##### EXCERPTED DATA #####

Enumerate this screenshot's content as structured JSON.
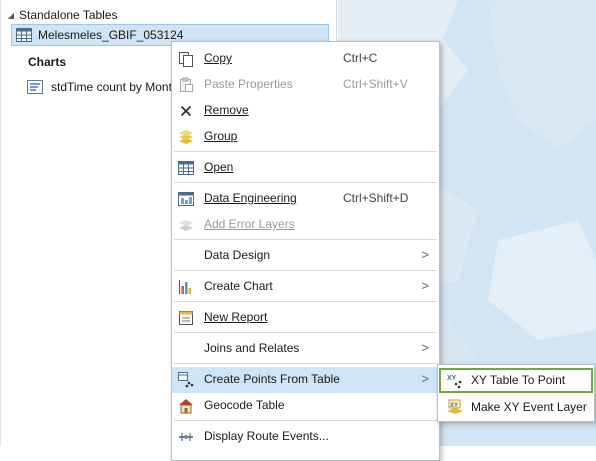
{
  "contents": {
    "group_label": "Standalone Tables",
    "table_name": "Melesmeles_GBIF_053124",
    "charts_label": "Charts",
    "chart_item": "stdTime count by Month"
  },
  "menu": {
    "items": [
      {
        "label": "Copy",
        "shortcut": "Ctrl+C",
        "icon": "copy-icon",
        "enabled": true
      },
      {
        "label": "Paste Properties",
        "shortcut": "Ctrl+Shift+V",
        "icon": "paste-icon",
        "enabled": false
      },
      {
        "label": "Remove",
        "shortcut": "",
        "icon": "close-icon",
        "enabled": true
      },
      {
        "label": "Group",
        "shortcut": "",
        "icon": "layers-icon",
        "enabled": true
      },
      {
        "label": "Open",
        "shortcut": "",
        "icon": "table-icon",
        "enabled": true
      },
      {
        "label": "Data Engineering",
        "shortcut": "Ctrl+Shift+D",
        "icon": "data-engineering-icon",
        "enabled": true
      },
      {
        "label": "Add Error Layers",
        "shortcut": "",
        "icon": "error-layers-icon",
        "enabled": false
      },
      {
        "label": "Data Design",
        "shortcut": "",
        "icon": "",
        "enabled": true,
        "submenu": true
      },
      {
        "label": "Create Chart",
        "shortcut": "",
        "icon": "chart-icon",
        "enabled": true,
        "submenu": true
      },
      {
        "label": "New Report",
        "shortcut": "",
        "icon": "report-icon",
        "enabled": true
      },
      {
        "label": "Joins and Relates",
        "shortcut": "",
        "icon": "",
        "enabled": true,
        "submenu": true
      },
      {
        "label": "Create Points From Table",
        "shortcut": "",
        "icon": "xy-points-icon",
        "enabled": true,
        "submenu": true
      },
      {
        "label": "Geocode Table",
        "shortcut": "",
        "icon": "geocode-icon",
        "enabled": true
      },
      {
        "label": "Display Route Events...",
        "shortcut": "",
        "icon": "route-events-icon",
        "enabled": true
      }
    ],
    "submenu_arrow": ">"
  },
  "submenu": {
    "items": [
      {
        "label": "XY Table To Point",
        "icon": "xy-table-to-point-icon"
      },
      {
        "label": "Make XY Event Layer",
        "icon": "xy-event-layer-icon"
      }
    ]
  },
  "colors": {
    "selection": "#cfe4f7",
    "hover": "#cde5f7",
    "highlight_border": "#6aab3a",
    "map_water": "#d5e6f4"
  }
}
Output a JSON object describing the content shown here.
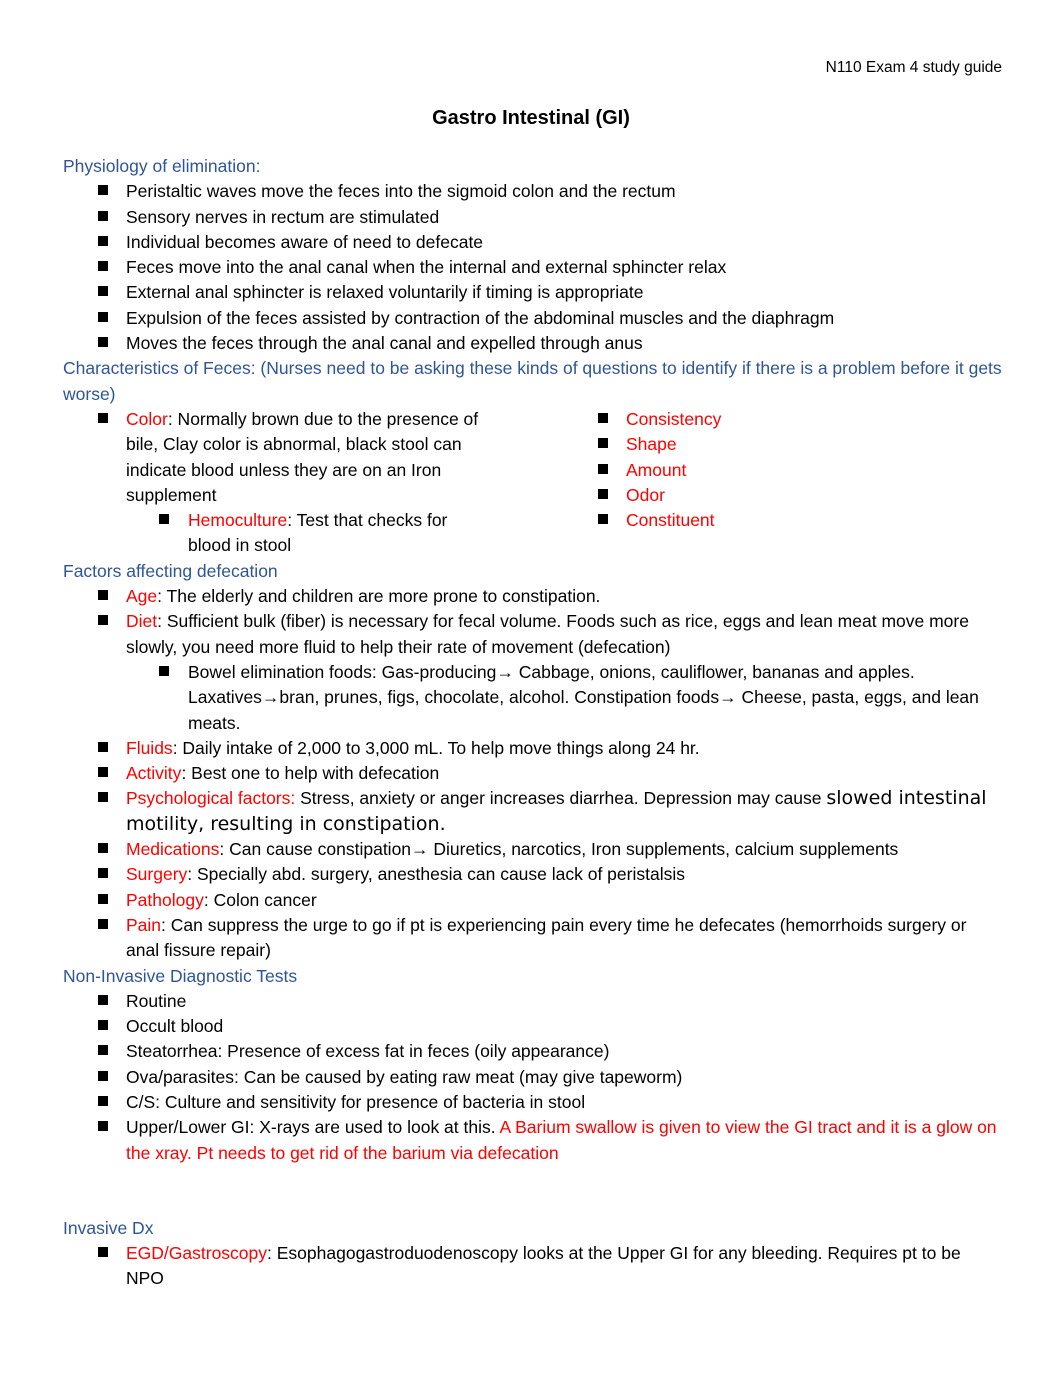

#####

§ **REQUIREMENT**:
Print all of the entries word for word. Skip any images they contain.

§ **EXPECTED ANSWER**:
Enumerate this screenshot's content as structured JSON.
{
  "contents": {
    "group_label": "Standalone Tables",
    "table_name": "Melesmeles_GBIF_053124",
    "charts_label": "Charts",
    "chart_item": "stdTime count by Month"
  },
  "menu": {
    "items": [
      {
        "label": "Copy",
        "shortcut": "Ctrl+C",
        "icon": "copy-icon",
        "enabled": true
      },
      {
        "label": "Paste Properties",
        "shortcut": "Ctrl+Shift+V",
        "icon": "paste-icon",
        "enabled": false
      },
      {
        "label": "Remove",
        "shortcut": "",
        "icon": "close-icon",
        "enabled": true
      },
      {
        "label": "Group",
        "shortcut": "",
        "icon": "layers-icon",
        "enabled": true
      },
      {
        "label": "Open",
        "shortcut": "",
        "icon": "table-icon",
        "enabled": true
      },
      {
        "label": "Data Engineering",
        "shortcut": "Ctrl+Shift+D",
        "icon": "data-engineering-icon",
        "enabled": true
      },
      {
        "label": "Add Error Layers",
        "shortcut": "",
        "icon": "error-layers-icon",
        "enabled": false
      },
      {
        "label": "Data Design",
        "shortcut": "",
        "icon": "",
        "enabled": true,
        "submenu": true
      },
      {
        "label": "Create Chart",
        "shortcut": "",
        "icon": "chart-icon",
        "enabled": true,
        "submenu": true
      },
      {
        "label": "New Report",
        "shortcut": "",
        "icon": "report-icon",
        "enabled": true
      },
      {
        "label": "Joins and Relates",
        "shortcut": "",
        "icon": "",
        "enabled": true,
        "submenu": true
      },
      {
        "label": "Create Points From Table",
        "shortcut": "",
        "icon": "xy-points-icon",
        "enabled": true,
        "submenu": true
      },
      {
        "label": "Geocode Table",
        "shortcut": "",
        "icon": "geocode-icon",
        "enabled": true
      },
      {
        "label": "Display Route Events...",
        "shortcut": "",
        "icon": "route-events-icon",
        "enabled": true
      }
    ],
    "submenu_arrow": ">"
  },
  "submenu": {
    "items": [
      {
        "label": "XY Table To Point",
        "icon": "xy-table-to-point-icon"
      },
      {
        "label": "Make XY Event Layer",
        "icon": "xy-event-layer-icon"
      }
    ]
  },
  "colors": {
    "selection": "#cfe4f7",
    "hover": "#cde5f7",
    "highlight_border": "#6aab3a",
    "map_water": "#d5e6f4"
  }
}
Output a JSON object describing the content shown here.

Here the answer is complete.